“I don’t think science knows, actually.”
These words rolled out of President Trump’s mouth during a briefing on the West Coast wildfires Monday after California’s natural resources secretary, Wade Crowfoot, pleaded with him to “really recognize the changing climate and what it means to our forests.”
Trump has ignored climate change many times before, calling it all a “hoax.” In addition, last weekend at a campaign rally in Nevada, he blamed the fires exclusively on poor “forest management” – an insulting slap in the face to overwhelmed first responders, governors, and others. Before Monday’s briefing, he dodged a question about climate science, insisting that Democratic governors in the western U.S. were at fault for the wildfires.
Crowfoot had told the president that the science behind climate change will be the key in the fight against wildfires, warning that “if we ignore that science and sort of put our head in the sand and think it’s all about vegetation management, we’re not going to succeed together protecting Californians.”
Trump scoffed, responding with, “It’ll start getting cooler. You just watch.” Crowfoot replied, “I wish science agreed with you.” The tense exchange ended abruptly with Trump stating the now-newsworthy retort about science not really knowing.
He Who Laughs Last…
Accompanying Trump’s condescending denial of climate change was laughter, serving as a reminder that the president is rarely corrected by those who are around him, regardless of how outrageously wrong he may be. It isn’t clear which participant the laughter came from, however. Seated at the table were Ray Haupt, a supervisor from Siskiyou County, and Margaret Mims, Fresno County Sheriff.
Neither were wearing masks, and both are conservatives. Haupt has talked to Trump’s White House (by invitation, no less) about increasing timber production in California…from forests owned by the federal government. Mims refused to enforce California’s shelter-in-place orders earlier in the year and has loudly supported Trump’s policies on undocumented immigrants.
California Chief Thom Porter was also at the table. Although he was wearing a mask, making it impossible to tell if he laughed after Trump’s comment, it’s highly unlikely that he did so. He has been an avid supporter of climate science for quite some time.
It didn’t take long for Former Vice President Joe Biden to get wind of the exchange, leading him to tweet “Science knows” on Twitter as a response. Earlier in the day, Biden spoke in Delaware and called the impact of climate change on the wildfires an “undeniable, accelerating, punishing reality” that “requires action, not denial.”

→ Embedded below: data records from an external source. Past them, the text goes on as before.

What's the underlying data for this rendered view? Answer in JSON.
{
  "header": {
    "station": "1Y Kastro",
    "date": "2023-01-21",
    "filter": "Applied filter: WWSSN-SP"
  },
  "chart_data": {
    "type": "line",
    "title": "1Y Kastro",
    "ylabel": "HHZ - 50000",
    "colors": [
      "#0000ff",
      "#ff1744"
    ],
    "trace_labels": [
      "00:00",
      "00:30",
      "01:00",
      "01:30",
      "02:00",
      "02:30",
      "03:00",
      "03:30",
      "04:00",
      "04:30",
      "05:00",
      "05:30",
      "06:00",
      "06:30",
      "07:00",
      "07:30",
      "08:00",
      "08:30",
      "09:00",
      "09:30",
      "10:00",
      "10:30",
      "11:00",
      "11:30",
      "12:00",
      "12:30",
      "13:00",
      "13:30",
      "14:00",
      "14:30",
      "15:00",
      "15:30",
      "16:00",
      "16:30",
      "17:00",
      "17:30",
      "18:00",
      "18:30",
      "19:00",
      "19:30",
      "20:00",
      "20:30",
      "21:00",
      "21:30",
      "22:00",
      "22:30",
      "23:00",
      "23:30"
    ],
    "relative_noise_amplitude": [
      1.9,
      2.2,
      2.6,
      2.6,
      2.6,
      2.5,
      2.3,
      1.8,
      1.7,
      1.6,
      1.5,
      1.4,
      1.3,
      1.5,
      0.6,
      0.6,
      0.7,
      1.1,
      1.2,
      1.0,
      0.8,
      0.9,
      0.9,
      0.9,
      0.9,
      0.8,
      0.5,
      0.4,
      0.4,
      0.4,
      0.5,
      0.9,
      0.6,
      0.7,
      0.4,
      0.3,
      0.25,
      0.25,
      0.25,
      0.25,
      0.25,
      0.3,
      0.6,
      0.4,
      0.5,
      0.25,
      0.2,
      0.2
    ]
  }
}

Everybody has an Opinion…or Not
Gavin Newsom, California’s governor, more delicately confronted Trump about the climate issue:
“When we’re having heat domes, the likes of which we’ve never seen in our history, the hottest August ever in the history of the state, the ferocity of these fires, the drought – five-plus years, losing 163 million trees to that drought – something has happened to the plumbing of the world. We come from a perspective, humbly, where we submit the science is in and observed evidence is self-evident that climate change is real, and that is exacerbating this.”
While Newsom avoided asking Trump to accept the science, he did request that the president respect “the difference of opinion out here, as it relates to this fundamental issue, on the issue of climate change.” Twitter users were quick to point out that climate change is “not a difference of opinion” and it’s “a matter of science vs those who reject science.”
Fight Fire Like Finland?
In 2018, Trump claimed that Sauli Niinisto, President of Finland, had told him that his forest nation had no issues with wildfires thanks to the regular raking of leaves in forests. “They spent a lot of time on raking and cleaning, they don’t have any problems,” Trump tweeted.
However, Niinisto denies ever having said that.
Finland does remove dead trees as part of its forest management; however, it has nothing to do with raking leaves. Finland’s climate is not even close to that of Washington, Oregon, or California. Temperatures in that country are far lower than in the western U.S., and rain is more frequent. Finnish forests also do not contain the naturally flammable chaparral wildlands that are found across western America.
The “Hoax” Explodes
It seems Trump is continually searching for anything that will explain the wildfires, as long as it has nothing to do with local, regional, or global climate science – which he still claims is nothing but a hoax.
The Stanford Encyclopedia of Philosophy defines climate science as:
“Climate science investigates the structure and dynamics of earth’s climate system. It seeks to understand how global, regional and local climates are maintained as well as the processes by which they change over time.”
On the morning before the wildfire briefing that took place on September 14, 2020, Trump claimed that “explosive trees” are causing the fires to start, spread, and rage on. He explained that 18 months or so after trees fall down and dry out, they become like “matchsticks” and “explode” when no more water is “pouring through” them.
But that, Mr. President, sounds a bit like climate science.